=== Task material ===
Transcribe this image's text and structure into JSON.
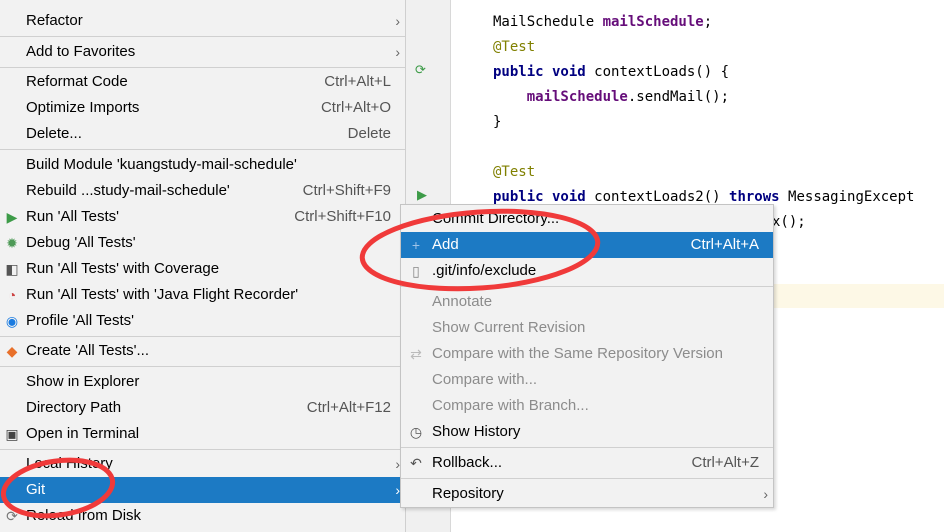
{
  "editor": {
    "lines": [
      {
        "parts": [
          {
            "t": "MailSchedule ",
            "c": ""
          },
          {
            "t": "mailSchedule",
            "c": "fld"
          },
          {
            "t": ";",
            "c": ""
          }
        ]
      },
      {
        "parts": [
          {
            "t": "@Test",
            "c": "ann"
          }
        ]
      },
      {
        "parts": [
          {
            "t": "public void ",
            "c": "kw"
          },
          {
            "t": "contextLoads() {",
            "c": ""
          }
        ]
      },
      {
        "parts": [
          {
            "t": "    ",
            "c": ""
          },
          {
            "t": "mailSchedule",
            "c": "fld"
          },
          {
            "t": ".sendMail();",
            "c": ""
          }
        ]
      },
      {
        "parts": [
          {
            "t": "}",
            "c": ""
          }
        ]
      },
      {
        "parts": [
          {
            "t": "@Test",
            "c": "ann"
          }
        ]
      },
      {
        "parts": [
          {
            "t": "public void ",
            "c": "kw"
          },
          {
            "t": "contextLoads2() ",
            "c": ""
          },
          {
            "t": "throws ",
            "c": "kw"
          },
          {
            "t": "MessagingExcept",
            "c": ""
          }
        ]
      },
      {
        "parts": [
          {
            "t": "x();",
            "c": ""
          }
        ]
      }
    ]
  },
  "context_menu": {
    "items": [
      {
        "label": "Refactor",
        "submenu": true
      },
      {
        "separator": true
      },
      {
        "label": "Add to Favorites",
        "submenu": true
      },
      {
        "separator": true
      },
      {
        "label": "Reformat Code",
        "shortcut": "Ctrl+Alt+L"
      },
      {
        "label": "Optimize Imports",
        "shortcut": "Ctrl+Alt+O"
      },
      {
        "label": "Delete...",
        "shortcut": "Delete"
      },
      {
        "separator": true
      },
      {
        "label": "Build Module 'kuangstudy-mail-schedule'"
      },
      {
        "label": "Rebuild ...study-mail-schedule'",
        "shortcut": "Ctrl+Shift+F9"
      },
      {
        "label": "Run 'All Tests'",
        "shortcut": "Ctrl+Shift+F10",
        "icon": "run-icon"
      },
      {
        "label": "Debug 'All Tests'",
        "icon": "debug-icon"
      },
      {
        "label": "Run 'All Tests' with Coverage",
        "icon": "coverage-icon"
      },
      {
        "label": "Run 'All Tests' with 'Java Flight Recorder'",
        "icon": "flight-recorder-icon"
      },
      {
        "label": "Profile 'All Tests'",
        "icon": "profile-icon"
      },
      {
        "separator": true
      },
      {
        "label": "Create 'All Tests'...",
        "icon": "create-test-icon"
      },
      {
        "separator": true
      },
      {
        "label": "Show in Explorer"
      },
      {
        "label": "Directory Path",
        "shortcut": "Ctrl+Alt+F12"
      },
      {
        "label": "Open in Terminal",
        "icon": "terminal-icon"
      },
      {
        "separator": true
      },
      {
        "label": "Local History",
        "submenu": true
      },
      {
        "label": "Git",
        "submenu": true,
        "selected": true
      },
      {
        "label": "Reload from Disk",
        "icon": "reload-icon"
      }
    ]
  },
  "git_submenu": {
    "items": [
      {
        "label": "Commit Directory..."
      },
      {
        "label": "Add",
        "shortcut": "Ctrl+Alt+A",
        "icon": "plus-icon",
        "selected": true
      },
      {
        "label": ".git/info/exclude",
        "icon": "ignore-file-icon"
      },
      {
        "separator": true
      },
      {
        "label": "Annotate",
        "disabled": true
      },
      {
        "label": "Show Current Revision",
        "disabled": true
      },
      {
        "label": "Compare with the Same Repository Version",
        "disabled": true,
        "icon": "compare-icon"
      },
      {
        "label": "Compare with...",
        "disabled": true
      },
      {
        "label": "Compare with Branch...",
        "disabled": true
      },
      {
        "label": "Show History",
        "icon": "history-icon"
      },
      {
        "separator": true
      },
      {
        "label": "Rollback...",
        "shortcut": "Ctrl+Alt+Z",
        "icon": "rollback-icon"
      },
      {
        "separator": true
      },
      {
        "label": "Repository",
        "submenu": true
      }
    ]
  },
  "colors": {
    "selection": "#1c7ac4",
    "annotation_marks": "#f03a3a",
    "menu_bg": "#f2f2f2"
  }
}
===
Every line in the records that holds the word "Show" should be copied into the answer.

        "label": "Show in Explorer"
        "label": "Show Current Revision",
        "label": "Show History",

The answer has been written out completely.